- TASK DIRECTIONS -
Examine each line of the listing below. Copy those in which the string "true" appears.

- RECORD EXTRACTS -
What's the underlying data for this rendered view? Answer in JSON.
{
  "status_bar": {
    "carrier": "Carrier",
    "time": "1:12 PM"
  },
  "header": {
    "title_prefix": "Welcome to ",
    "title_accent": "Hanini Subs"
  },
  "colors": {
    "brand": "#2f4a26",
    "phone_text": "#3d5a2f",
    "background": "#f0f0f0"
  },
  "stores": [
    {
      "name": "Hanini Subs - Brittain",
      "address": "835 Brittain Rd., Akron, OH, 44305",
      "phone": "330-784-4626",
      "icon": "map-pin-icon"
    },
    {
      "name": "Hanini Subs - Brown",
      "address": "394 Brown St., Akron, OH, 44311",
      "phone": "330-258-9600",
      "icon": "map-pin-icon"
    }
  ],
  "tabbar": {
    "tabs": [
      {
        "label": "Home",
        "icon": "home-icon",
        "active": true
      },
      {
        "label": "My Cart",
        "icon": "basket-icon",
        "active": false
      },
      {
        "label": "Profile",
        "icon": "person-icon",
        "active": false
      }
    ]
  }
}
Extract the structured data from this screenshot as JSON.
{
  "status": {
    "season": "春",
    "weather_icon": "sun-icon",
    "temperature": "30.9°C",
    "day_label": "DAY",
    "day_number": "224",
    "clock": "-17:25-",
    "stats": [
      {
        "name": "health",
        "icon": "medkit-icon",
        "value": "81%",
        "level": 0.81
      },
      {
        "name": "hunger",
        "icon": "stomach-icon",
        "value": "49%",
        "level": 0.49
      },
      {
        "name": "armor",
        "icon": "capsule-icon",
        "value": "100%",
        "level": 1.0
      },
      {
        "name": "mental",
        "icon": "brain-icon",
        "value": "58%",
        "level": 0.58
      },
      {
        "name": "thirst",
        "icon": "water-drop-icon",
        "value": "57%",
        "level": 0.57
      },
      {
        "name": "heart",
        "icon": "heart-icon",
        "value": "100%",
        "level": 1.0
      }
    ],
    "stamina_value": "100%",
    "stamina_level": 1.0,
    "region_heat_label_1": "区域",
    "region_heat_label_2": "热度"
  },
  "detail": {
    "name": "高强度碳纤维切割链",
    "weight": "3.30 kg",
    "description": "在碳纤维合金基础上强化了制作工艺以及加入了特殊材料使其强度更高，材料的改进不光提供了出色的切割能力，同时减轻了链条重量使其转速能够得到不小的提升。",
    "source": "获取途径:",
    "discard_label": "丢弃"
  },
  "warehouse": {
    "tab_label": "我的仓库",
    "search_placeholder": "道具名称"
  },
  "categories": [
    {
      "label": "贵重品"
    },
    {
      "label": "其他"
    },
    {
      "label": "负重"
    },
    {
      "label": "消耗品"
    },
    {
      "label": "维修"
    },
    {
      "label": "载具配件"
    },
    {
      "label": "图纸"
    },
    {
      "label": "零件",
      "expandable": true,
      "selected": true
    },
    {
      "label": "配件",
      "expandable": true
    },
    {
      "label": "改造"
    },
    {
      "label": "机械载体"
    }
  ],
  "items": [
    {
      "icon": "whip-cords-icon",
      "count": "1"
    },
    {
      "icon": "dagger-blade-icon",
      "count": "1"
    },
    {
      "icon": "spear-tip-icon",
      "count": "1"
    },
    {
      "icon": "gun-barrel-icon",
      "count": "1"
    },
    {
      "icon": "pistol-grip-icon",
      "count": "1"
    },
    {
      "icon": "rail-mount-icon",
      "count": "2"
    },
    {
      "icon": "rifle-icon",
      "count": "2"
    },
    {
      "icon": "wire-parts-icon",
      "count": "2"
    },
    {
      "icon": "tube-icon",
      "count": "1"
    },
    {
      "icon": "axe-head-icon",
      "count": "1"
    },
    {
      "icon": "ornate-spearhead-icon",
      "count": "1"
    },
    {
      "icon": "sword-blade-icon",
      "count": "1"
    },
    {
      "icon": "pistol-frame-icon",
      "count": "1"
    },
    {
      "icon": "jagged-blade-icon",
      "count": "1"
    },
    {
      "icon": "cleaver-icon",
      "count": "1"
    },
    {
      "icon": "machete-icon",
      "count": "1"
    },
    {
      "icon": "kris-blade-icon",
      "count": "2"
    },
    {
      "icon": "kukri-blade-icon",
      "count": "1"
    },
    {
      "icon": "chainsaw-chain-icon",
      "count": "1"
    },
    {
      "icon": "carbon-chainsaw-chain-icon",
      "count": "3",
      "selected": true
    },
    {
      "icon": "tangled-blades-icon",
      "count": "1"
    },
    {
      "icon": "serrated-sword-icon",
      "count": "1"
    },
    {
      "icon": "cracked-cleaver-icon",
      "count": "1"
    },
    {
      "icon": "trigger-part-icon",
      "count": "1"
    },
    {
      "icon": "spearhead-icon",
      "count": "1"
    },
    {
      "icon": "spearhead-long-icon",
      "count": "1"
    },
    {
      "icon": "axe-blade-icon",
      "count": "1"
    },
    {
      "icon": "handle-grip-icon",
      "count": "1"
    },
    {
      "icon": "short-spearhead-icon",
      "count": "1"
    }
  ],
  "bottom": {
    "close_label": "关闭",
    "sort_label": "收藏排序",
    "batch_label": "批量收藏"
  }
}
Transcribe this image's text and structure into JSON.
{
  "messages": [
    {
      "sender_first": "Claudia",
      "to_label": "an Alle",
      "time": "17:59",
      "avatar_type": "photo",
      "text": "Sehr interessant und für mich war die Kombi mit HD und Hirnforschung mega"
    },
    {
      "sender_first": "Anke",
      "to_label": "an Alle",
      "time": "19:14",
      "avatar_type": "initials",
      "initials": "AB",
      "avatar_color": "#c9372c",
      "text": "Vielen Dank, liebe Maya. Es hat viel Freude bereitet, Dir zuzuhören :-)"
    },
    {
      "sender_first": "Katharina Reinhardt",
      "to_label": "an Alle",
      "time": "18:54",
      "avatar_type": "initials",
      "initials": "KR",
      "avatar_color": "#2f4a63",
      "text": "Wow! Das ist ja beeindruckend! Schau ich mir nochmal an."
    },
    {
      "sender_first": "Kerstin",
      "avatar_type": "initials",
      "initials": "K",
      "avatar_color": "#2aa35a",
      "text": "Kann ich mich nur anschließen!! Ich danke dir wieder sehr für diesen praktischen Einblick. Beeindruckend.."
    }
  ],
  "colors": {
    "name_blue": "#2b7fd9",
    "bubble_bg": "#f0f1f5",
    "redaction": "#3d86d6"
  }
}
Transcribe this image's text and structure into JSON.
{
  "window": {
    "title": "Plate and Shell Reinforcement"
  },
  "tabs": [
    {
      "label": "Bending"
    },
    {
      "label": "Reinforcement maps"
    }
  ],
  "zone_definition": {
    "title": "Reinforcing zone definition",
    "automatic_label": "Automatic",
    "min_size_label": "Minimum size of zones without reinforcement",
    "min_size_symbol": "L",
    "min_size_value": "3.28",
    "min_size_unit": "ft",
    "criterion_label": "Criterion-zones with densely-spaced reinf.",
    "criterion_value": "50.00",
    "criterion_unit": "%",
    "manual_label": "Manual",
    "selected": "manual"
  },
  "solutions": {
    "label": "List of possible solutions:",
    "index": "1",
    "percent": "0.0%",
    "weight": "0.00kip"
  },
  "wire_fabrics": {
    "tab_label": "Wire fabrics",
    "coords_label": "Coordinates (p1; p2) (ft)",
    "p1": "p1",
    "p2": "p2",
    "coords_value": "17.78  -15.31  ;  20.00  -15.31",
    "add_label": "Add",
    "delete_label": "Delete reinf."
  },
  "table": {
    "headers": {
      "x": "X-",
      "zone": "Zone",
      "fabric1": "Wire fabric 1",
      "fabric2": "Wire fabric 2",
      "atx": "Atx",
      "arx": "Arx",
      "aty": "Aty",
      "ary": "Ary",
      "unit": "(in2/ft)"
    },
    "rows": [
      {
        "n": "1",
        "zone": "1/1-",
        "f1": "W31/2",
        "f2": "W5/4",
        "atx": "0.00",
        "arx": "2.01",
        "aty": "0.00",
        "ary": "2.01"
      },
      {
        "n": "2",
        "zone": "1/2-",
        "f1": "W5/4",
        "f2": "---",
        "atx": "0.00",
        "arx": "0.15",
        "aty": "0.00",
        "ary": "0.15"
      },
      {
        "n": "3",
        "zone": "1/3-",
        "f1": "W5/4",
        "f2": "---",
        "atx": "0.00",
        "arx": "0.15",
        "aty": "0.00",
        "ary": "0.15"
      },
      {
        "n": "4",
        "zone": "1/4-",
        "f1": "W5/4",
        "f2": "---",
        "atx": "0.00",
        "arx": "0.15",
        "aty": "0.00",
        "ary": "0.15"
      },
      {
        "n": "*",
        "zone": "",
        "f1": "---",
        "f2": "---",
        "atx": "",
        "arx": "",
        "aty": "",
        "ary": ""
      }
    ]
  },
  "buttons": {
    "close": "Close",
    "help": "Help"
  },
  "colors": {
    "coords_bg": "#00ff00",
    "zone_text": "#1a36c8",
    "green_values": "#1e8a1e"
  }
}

- SOLUTION FOR THIS TASK -
        "active": true
      "expandable": true,
      "selected": true
      "expandable": true
      "selected": true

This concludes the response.